Shakespeare and English jingoism made Henry V a heroic figure in literature and also in our cultural consciousness, a symbol of the Agincourt spirit, conjured and called upon even in WW2 propaganda when Laurence Oliver played Henry himself. The quote so famous it need hardly be stated again but the reality and tragedy is that forwards from Troyes, Lancaster and England are set on a course of conflict not against a foreign power but an internal struggle of Lancasters Yorks and Tudors. The Lancasters and Yorks descended from sons of Edward III, foolishly descend in a battle for the succession and decimate a generation of nobles in the course of pursuing their fractional ambitions. What a waste, and yes the Treaty of Troyes is the marker if not the exact instrument that at least marks and signals the potential for disaster that will turn Englishmen against each other. This was not the first time and not the last but this treaty marks the start of a conflict based on nothing more than a family disagreement, a failure after the debacle of Richard II to secure a clear line of succession. As one generation of nobles kills another feuds simmer and boil over in a series of complex events all coming back to Troyes, the marriage of Henry V to Catherine of Valois and the birth of a king, probably disadvantaged by his genetic inheritance from birth who would reach his majority and have his father’s brother killed (Humphrey of Gloucester.) So don’t feel too sorry for Henry VI either he too would continue the policy of using violence to silence any political threat of substance. There are more treaties and troubles ahead that is for sure and as England moves towards civil war we can further explore what other tries mark or mar the descent into civil war.
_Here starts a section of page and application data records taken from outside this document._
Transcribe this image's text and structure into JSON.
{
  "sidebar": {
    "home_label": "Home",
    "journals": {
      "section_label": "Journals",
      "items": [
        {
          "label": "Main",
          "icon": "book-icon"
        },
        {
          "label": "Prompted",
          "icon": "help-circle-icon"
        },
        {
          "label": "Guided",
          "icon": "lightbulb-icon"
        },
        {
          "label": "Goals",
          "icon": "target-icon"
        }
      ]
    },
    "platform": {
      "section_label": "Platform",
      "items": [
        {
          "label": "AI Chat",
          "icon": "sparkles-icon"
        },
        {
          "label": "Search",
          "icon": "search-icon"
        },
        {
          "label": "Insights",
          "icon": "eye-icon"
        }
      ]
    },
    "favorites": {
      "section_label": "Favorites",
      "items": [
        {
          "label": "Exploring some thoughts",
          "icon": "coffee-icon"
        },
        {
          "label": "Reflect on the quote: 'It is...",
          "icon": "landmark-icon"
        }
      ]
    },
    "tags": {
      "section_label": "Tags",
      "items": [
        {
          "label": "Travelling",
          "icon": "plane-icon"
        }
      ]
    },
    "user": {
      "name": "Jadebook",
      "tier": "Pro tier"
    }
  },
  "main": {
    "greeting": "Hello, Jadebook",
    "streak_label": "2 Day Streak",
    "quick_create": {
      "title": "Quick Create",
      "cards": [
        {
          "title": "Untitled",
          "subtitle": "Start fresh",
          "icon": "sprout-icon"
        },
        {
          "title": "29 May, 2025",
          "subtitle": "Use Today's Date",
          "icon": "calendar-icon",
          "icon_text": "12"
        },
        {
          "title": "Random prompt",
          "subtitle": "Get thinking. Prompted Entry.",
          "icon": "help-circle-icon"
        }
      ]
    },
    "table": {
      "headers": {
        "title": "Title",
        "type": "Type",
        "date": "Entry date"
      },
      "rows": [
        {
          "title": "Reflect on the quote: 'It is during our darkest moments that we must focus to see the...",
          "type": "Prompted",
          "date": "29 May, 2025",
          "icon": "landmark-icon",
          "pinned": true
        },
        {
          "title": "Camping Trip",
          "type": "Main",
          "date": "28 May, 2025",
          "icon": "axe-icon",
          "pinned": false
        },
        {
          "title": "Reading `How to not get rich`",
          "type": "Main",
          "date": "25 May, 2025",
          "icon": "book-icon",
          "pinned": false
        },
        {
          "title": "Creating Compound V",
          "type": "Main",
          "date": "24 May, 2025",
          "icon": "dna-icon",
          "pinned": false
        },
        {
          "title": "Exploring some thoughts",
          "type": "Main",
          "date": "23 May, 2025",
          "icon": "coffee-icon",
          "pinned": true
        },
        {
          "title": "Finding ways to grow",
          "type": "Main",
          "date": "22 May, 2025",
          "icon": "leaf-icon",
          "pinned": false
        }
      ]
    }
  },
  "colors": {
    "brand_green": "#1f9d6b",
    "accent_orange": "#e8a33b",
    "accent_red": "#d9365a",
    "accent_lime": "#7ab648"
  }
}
2 Kings Dead, a beautiful 21 year old widowed French queen living in England, a 1 year old heir to the the throne, two Dukes as Uncles and their loyalty to Henry V certain but to his heir is it for him or themselves that they are running France and England?  Part 2 of Treaties and Trouble Ahead will focus what happens next and the downfall of the Lancastrians and how another treaty marks a decisive moment in our history.

 More Reading and references on the Treaty of Troyes 1420